MADISON (WITI) -- The Joint Finance Committee on Wednesday, May 29th approved a motion authored by Senator Mary Lazich (R-New Berlin) prohibiting the Department of Public Instruction (DPI) from implementing a single-vendor student information system (SIS) at a cost of $18,421,600. Senator Lazich’s motion allows school districts to maintain their current vendors or other SIS compliant vendors, rather than a single state-mandated vendor.
FOX6 News recently covered the controversy over the DPI's decision to select a single-vendor to serve all Wisconsin school districts. The vendor chosen happened to be a Minnesota-based company and a competitor to a Wisconsin (Stevens Point based) company currently providing the service for several Wisconsin school districts.
Skyward filed a formal appeal with the Wisconsin Department of Administration after Skyward lost a contract with schools in the state of Wisconsin -- after officials decided to open the contract to other vendors, and ultimately selected Skyward's competitor (a Minnesota-based company) as a single school software vendor for the state.
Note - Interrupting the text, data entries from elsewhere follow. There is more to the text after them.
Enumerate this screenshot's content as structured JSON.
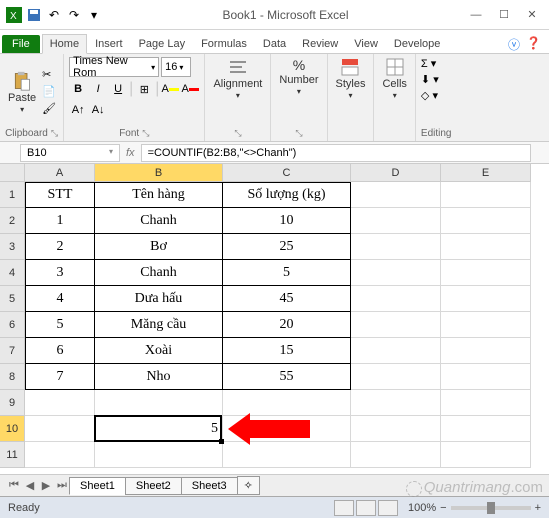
{
  "title": "Book1 - Microsoft Excel",
  "tabs": {
    "file": "File",
    "home": "Home",
    "insert": "Insert",
    "page": "Page Lay",
    "formulas": "Formulas",
    "data": "Data",
    "review": "Review",
    "view": "View",
    "developer": "Develope"
  },
  "ribbon": {
    "clipboard": {
      "label": "Clipboard",
      "paste": "Paste"
    },
    "font": {
      "label": "Font",
      "name": "Times New Rom",
      "size": "16",
      "b": "B",
      "i": "I",
      "u": "U"
    },
    "alignment": {
      "label": "Alignment"
    },
    "number": {
      "label": "Number"
    },
    "styles": {
      "label": "Styles"
    },
    "cells": {
      "label": "Cells"
    },
    "editing": {
      "label": "Editing"
    }
  },
  "namebox": "B10",
  "formula": "=COUNTIF(B2:B8,\"<>Chanh\")",
  "columns": [
    "A",
    "B",
    "C",
    "D",
    "E"
  ],
  "row_numbers": [
    "1",
    "2",
    "3",
    "4",
    "5",
    "6",
    "7",
    "8",
    "9",
    "10",
    "11"
  ],
  "table": {
    "headers": {
      "stt": "STT",
      "ten": "Tên hàng",
      "sl": "Số lượng (kg)"
    },
    "rows": [
      {
        "stt": "1",
        "ten": "Chanh",
        "sl": "10"
      },
      {
        "stt": "2",
        "ten": "Bơ",
        "sl": "25"
      },
      {
        "stt": "3",
        "ten": "Chanh",
        "sl": "5"
      },
      {
        "stt": "4",
        "ten": "Dưa hấu",
        "sl": "45"
      },
      {
        "stt": "5",
        "ten": "Măng cầu",
        "sl": "20"
      },
      {
        "stt": "6",
        "ten": "Xoài",
        "sl": "15"
      },
      {
        "stt": "7",
        "ten": "Nho",
        "sl": "55"
      }
    ]
  },
  "result_cell": "5",
  "sheets": {
    "s1": "Sheet1",
    "s2": "Sheet2",
    "s3": "Sheet3"
  },
  "status": {
    "ready": "Ready",
    "zoom": "100%"
  },
  "watermark": "Quantrimang"
}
Currently, more than half of Wisconsin school districts use Skyward software, as do 1,400 other school districts in 18 states and five other countries.
Skyward's CEO Jim King says he is considering moving the company out of Wisconsin to Texas -- due to the loss of the contract with Wisconsin schools.
"We've sold our software in China, we've sold it in Argentina. Isn't it ironic we can't sell it in Wisconsin?" King said.
Currently, each school district can find the best software for itself. However, in 2011, state officials changed that -- wanting to come up with a way for all of Wisconsin's public schools to have a uniform standard of collecting data.
"The Legislature and the governor with my support said in order to create the best efficiency and the best data system in the state of Wisconsin, we need to have a single vendor, go out and get a bid," State Superintendent Tony Evers said.
The theory was: the only way to measure academic achievement across the state was to have uniform reports from all of the school districts.
"It was really just to try to have a system that the state DepDepartment of Public Instruction (DPI) had to make an apples-to-apples comparison of student achievement across the state," Gov. Scott Walker said.
To achieve that, the state DPI, led by IT specialist Kurt Kiefer believed there needed to be just one student information system, and it would be awarded in a "winner-takes-all" kind of competition -- a request for proposal, known by the acronym "RFP."
Ultimately, a company called Infinite Campus, based in Minnesota was selected as the state's vendor.
In a statement released earlier this month, Skyward officials said: “In accordance with the defined appeal process according to Administrative Code and Request for Proposal for the Wisconsin Statewide Student Information System (SSIS), Skyward has filed its appeal with the Department of Administration (DOA). Skyward continues to stand behind its previous statements that the SSIS evaluation was a flawed and unfair process, and the appeal calls for a just and impartial evaluation of this decision. Through an open records request of communication within the DPI, Skyward obtained documents that deepened the concern of this bias and the disconcerting behavior that occurred throughout the RFP process. These documents suggest that the Assistant State Superintendent involved in the selection acted unjustly throughout the process and with prejudice against Skyward. The company firmly believes it can offer Wisconsin schools and districts a dramatic cost savings, and is concerned by DPI’s inability to provide a clear explanation of the Market-Basket calculations utilized to evaluate the costs that led the committee to favor the selected vendor.
The company remains eager for a full examination of the entire process, from the development of the RFP through the creation of the scoring rubric and the cost analysis. If necessary following the appeal, Skyward will examine all possible legal options. A complete copy of Skyward’s appeal with supporting documents can be found at http://www.skyward.com/doa-appeal.”
Additionally, Skyward officials say: “Skyward is grateful for the outpouring of support it continues to receive from local, state and federal lawmakers. The company is also encouraged and thankful for the tremendous support from the community and school district leaders, educators and parents in Wisconsin. Skyward also is grateful for the strong support it has received from numerous businesses across the state. Skyward remains committed to delivering comprehensive support and training, a smooth implementation process and powerful data management solutions that exceed schools’ evolving needs. Throughout the appeal process, Skyward will continue to proudly serve 50 percent of Wisconsin school districts with its student information system, and more than 80 percent of districts in the state that use its school business management software.”
The Joint Finance Committee approved the motion prohibiting the implementation of a single-vendor by 14-2. The entire Assembly and Senate will have to pass this at some point in June.